Task brief
Go through the records below line by line, counting those that contain the word "source"; answer with the count only.

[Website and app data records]
------
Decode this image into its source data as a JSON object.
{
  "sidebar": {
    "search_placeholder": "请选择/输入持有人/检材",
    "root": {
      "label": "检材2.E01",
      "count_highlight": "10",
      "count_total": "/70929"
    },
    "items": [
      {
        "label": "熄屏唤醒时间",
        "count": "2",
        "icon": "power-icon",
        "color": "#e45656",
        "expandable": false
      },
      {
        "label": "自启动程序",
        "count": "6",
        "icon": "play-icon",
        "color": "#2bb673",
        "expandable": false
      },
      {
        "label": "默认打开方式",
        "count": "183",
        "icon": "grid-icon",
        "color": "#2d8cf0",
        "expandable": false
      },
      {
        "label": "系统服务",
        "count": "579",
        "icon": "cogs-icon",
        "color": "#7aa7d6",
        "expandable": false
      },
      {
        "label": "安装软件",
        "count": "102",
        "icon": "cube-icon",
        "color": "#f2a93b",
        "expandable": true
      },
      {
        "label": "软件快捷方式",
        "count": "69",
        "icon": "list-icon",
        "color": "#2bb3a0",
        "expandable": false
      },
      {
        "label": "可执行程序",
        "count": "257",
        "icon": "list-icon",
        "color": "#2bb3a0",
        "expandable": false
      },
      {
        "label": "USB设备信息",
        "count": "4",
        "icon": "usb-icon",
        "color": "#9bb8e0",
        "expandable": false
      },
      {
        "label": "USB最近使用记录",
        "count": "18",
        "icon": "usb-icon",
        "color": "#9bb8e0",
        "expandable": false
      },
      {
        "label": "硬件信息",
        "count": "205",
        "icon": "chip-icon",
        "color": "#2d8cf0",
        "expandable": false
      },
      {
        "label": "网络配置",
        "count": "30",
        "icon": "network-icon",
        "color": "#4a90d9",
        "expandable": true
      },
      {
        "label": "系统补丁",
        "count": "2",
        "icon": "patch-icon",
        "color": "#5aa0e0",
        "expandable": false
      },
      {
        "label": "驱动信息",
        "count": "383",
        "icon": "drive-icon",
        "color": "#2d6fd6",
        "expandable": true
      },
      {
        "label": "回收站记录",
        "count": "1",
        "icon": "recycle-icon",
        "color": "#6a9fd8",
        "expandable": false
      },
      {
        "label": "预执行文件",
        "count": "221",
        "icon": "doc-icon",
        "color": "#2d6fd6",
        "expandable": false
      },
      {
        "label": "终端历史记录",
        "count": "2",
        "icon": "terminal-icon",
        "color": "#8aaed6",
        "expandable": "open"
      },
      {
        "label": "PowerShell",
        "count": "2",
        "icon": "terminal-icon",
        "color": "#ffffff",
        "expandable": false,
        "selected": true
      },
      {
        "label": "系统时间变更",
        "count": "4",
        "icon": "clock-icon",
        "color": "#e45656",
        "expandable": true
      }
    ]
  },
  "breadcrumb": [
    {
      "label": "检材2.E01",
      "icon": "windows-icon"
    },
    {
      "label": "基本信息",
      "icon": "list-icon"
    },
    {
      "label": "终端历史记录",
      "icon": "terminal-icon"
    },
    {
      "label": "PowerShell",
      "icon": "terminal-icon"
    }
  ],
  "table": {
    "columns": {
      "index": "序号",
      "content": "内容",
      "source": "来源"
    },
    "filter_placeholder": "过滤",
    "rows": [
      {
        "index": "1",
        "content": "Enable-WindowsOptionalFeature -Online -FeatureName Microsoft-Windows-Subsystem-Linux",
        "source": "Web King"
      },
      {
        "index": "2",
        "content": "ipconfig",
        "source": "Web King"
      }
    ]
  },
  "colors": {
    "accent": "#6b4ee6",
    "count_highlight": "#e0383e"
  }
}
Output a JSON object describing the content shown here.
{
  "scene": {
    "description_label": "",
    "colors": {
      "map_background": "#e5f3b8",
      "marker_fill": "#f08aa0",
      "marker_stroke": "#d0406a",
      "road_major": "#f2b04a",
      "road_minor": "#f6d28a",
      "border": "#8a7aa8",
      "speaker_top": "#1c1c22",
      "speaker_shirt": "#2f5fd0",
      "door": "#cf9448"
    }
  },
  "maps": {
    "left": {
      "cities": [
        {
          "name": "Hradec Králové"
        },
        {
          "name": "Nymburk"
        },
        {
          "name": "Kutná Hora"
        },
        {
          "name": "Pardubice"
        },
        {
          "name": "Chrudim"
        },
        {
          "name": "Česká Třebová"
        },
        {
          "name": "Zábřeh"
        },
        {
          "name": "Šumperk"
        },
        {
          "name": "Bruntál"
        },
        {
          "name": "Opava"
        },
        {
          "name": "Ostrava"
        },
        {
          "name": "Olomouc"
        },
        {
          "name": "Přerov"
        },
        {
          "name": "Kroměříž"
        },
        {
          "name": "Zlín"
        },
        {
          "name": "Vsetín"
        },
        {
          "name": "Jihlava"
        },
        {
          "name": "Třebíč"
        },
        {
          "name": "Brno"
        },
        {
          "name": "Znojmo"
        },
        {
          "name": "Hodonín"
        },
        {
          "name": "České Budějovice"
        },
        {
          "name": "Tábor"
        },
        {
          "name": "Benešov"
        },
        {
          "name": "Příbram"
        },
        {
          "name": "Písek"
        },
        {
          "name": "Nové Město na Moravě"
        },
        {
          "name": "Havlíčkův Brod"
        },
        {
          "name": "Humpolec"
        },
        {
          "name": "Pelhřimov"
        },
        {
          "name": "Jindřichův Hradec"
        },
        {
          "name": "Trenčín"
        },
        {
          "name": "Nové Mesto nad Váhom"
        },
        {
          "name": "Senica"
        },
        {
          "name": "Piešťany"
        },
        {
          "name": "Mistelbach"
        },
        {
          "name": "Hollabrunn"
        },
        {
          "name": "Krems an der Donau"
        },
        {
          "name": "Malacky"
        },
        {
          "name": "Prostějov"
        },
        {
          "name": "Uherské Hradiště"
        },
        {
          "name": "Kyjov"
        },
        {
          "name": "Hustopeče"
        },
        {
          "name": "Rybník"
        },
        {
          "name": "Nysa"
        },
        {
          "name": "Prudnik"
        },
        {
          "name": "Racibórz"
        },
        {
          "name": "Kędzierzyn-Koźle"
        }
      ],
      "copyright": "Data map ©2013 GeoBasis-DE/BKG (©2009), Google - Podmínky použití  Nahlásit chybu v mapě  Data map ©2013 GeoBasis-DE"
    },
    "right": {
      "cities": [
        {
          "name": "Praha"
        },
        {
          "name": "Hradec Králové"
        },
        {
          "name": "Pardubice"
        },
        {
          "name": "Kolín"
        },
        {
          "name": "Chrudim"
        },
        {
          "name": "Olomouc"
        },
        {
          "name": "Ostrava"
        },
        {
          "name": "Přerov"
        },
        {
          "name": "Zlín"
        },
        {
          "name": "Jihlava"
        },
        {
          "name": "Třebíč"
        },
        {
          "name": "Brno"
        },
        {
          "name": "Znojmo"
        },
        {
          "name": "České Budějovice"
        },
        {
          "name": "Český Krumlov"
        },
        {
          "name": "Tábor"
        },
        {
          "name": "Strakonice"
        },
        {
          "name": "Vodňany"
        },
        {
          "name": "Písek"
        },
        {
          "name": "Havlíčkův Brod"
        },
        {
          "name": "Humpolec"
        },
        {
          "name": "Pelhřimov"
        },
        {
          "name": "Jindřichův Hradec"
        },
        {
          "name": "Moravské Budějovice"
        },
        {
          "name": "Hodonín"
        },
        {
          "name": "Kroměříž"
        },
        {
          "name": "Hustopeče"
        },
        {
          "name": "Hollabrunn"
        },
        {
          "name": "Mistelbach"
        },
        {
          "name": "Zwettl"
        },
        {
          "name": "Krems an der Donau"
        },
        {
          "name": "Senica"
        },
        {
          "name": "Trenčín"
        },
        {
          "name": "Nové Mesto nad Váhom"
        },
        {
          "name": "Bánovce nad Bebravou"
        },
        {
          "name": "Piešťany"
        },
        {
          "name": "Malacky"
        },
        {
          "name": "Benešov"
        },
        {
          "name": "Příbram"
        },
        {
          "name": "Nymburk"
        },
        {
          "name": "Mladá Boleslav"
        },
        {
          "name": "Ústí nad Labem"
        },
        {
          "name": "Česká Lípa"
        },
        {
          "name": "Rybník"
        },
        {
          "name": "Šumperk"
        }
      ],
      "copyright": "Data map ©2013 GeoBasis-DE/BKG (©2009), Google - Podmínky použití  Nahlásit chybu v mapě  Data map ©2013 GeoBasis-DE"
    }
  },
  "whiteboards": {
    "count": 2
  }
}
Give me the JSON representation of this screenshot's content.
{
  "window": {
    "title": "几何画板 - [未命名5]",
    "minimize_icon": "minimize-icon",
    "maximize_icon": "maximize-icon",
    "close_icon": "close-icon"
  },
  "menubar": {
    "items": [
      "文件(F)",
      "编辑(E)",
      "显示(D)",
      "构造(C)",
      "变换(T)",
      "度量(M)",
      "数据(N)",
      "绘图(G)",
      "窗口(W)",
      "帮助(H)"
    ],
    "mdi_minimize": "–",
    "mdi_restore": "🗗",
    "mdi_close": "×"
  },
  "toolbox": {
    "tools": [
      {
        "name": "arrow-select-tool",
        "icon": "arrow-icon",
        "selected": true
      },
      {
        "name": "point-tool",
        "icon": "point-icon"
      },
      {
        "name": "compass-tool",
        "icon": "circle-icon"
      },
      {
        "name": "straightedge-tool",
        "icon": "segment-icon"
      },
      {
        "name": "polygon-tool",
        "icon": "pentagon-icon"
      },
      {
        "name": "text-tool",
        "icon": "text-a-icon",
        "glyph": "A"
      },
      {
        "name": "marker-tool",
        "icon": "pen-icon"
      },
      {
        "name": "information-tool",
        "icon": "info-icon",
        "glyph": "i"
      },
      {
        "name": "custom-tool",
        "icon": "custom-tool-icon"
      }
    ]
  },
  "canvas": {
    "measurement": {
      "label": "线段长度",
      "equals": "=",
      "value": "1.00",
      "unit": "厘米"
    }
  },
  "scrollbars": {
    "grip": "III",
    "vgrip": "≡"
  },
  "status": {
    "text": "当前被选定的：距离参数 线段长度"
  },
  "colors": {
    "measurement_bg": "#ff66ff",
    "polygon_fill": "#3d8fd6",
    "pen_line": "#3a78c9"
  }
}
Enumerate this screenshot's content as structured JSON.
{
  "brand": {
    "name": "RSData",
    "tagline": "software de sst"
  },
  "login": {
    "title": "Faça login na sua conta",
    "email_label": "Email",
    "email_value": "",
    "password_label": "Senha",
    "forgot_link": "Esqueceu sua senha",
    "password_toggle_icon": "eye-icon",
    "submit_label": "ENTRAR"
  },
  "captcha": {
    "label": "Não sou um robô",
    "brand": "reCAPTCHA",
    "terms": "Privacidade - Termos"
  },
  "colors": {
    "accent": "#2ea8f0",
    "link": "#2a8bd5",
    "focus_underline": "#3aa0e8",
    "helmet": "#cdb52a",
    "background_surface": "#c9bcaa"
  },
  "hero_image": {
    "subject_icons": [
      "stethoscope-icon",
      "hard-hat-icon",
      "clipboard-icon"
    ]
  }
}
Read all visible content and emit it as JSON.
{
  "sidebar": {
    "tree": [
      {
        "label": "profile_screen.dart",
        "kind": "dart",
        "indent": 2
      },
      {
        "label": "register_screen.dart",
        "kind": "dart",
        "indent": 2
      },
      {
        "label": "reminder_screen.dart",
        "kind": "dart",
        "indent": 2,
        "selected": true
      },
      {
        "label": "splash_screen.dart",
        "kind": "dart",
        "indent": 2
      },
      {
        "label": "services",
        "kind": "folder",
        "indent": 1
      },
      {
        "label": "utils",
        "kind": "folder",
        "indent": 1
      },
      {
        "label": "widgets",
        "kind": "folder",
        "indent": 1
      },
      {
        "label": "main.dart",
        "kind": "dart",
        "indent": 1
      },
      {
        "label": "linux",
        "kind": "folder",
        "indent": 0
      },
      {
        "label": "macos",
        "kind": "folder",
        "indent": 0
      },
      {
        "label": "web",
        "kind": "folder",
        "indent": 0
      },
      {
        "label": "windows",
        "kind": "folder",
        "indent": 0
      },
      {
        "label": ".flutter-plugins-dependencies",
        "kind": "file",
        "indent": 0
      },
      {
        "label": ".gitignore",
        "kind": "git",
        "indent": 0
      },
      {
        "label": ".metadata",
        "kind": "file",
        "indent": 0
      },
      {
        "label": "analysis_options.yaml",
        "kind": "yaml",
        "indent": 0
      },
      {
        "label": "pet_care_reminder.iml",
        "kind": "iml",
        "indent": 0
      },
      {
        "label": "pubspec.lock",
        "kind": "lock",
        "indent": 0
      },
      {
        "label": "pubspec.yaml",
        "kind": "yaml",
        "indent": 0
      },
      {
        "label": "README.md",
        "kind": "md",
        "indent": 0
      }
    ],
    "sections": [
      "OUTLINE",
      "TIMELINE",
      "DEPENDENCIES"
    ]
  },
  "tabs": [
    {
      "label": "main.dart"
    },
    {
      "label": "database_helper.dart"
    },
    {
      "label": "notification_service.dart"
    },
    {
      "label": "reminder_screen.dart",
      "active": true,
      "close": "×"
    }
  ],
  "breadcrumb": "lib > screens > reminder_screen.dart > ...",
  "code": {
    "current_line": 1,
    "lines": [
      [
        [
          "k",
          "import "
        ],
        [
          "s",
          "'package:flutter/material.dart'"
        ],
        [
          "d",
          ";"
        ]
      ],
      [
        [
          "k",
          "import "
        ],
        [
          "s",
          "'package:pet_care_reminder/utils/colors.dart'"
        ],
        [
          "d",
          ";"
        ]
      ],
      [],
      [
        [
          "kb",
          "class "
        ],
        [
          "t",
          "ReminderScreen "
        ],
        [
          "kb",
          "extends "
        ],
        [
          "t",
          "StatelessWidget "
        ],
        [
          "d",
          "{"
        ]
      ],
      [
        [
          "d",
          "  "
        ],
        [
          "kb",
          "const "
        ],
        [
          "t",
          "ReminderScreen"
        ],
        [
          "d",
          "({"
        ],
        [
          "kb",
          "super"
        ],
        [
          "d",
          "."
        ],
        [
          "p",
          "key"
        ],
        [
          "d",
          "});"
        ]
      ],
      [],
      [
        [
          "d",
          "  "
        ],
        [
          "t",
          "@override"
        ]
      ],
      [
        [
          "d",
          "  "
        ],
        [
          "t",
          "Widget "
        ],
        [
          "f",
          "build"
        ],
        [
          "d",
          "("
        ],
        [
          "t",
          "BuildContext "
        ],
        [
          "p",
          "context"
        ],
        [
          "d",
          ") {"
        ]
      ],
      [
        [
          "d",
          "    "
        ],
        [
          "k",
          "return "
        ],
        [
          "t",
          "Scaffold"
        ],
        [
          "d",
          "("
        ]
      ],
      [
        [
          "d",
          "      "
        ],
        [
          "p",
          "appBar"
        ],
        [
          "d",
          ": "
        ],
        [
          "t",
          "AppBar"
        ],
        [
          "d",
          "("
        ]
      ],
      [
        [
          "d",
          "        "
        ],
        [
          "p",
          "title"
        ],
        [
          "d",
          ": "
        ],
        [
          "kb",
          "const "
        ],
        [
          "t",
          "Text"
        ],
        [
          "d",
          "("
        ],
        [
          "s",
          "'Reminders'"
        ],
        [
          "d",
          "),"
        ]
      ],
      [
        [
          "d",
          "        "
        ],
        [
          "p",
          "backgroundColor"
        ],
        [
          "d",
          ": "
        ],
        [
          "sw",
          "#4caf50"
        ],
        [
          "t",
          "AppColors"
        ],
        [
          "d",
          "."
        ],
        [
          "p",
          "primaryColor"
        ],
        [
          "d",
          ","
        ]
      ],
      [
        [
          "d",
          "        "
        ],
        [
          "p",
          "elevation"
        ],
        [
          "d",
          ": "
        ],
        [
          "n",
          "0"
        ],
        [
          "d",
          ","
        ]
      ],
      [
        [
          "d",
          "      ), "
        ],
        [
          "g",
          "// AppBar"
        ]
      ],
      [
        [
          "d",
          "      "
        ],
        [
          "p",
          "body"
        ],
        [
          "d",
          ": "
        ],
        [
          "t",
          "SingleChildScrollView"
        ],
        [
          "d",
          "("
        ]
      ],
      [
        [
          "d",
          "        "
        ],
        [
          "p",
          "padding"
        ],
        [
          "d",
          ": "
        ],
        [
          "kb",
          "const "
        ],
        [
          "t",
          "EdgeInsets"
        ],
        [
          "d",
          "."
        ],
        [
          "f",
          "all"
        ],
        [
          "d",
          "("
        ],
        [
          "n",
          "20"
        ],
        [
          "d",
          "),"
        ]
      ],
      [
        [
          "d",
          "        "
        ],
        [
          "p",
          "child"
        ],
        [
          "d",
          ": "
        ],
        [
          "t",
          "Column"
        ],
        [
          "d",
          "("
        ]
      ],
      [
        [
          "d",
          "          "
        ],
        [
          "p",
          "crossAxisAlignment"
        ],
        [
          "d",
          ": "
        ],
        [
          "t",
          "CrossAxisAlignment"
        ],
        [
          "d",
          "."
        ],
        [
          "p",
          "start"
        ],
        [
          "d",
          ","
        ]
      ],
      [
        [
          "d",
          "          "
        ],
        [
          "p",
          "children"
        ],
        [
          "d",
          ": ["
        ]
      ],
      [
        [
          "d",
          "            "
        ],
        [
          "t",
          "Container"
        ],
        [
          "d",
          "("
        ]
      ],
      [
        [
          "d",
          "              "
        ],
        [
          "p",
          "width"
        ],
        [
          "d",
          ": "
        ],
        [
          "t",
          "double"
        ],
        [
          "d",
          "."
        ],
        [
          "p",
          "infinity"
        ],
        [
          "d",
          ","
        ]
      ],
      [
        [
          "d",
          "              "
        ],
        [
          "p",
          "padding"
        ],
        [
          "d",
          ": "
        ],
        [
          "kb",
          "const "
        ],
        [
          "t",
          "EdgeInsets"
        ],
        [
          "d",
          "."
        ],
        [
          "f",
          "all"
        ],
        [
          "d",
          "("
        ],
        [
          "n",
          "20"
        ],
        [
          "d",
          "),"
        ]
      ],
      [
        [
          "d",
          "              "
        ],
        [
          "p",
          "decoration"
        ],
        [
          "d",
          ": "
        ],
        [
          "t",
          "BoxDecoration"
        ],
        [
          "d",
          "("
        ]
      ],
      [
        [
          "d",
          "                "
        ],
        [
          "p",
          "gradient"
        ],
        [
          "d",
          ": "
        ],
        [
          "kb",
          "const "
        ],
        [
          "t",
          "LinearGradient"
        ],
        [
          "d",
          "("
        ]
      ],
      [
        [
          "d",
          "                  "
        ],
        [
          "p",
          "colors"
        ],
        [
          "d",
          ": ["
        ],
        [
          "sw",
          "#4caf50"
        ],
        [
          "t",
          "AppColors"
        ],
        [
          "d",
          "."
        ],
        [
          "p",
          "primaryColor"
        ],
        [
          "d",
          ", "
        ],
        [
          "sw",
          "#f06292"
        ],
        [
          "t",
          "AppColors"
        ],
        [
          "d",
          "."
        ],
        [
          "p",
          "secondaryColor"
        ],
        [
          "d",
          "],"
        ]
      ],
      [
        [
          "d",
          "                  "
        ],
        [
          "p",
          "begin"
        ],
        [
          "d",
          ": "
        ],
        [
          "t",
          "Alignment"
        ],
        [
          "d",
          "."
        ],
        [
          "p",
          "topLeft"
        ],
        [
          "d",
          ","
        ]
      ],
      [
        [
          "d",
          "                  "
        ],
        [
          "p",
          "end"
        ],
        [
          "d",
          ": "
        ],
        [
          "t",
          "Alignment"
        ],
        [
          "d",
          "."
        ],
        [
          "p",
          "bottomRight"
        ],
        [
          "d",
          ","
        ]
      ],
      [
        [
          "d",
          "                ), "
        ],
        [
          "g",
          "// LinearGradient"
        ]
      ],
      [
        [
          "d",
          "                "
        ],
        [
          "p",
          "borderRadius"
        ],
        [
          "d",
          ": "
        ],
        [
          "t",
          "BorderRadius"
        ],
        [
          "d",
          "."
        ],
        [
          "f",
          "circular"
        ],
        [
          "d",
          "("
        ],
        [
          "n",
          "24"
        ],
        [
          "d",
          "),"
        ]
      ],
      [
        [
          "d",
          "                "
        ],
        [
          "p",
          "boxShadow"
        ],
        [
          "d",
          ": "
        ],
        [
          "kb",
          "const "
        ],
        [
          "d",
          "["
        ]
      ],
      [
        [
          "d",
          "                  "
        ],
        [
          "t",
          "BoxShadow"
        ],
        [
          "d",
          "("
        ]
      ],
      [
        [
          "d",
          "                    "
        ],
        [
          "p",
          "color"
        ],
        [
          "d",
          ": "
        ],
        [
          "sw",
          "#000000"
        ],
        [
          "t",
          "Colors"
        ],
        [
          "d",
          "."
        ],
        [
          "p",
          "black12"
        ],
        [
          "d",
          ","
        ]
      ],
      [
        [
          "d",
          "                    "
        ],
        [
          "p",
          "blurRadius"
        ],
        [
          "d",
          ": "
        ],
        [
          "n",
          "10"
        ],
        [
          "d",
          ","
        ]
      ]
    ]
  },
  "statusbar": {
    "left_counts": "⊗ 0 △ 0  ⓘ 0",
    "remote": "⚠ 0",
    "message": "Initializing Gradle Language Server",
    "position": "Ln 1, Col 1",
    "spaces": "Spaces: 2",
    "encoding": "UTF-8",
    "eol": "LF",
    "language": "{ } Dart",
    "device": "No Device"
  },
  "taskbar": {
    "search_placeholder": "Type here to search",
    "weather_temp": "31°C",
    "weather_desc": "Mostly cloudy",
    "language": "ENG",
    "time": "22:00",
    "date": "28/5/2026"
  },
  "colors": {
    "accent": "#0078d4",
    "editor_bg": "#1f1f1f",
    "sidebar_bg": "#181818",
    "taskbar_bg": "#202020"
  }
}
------
The answer
4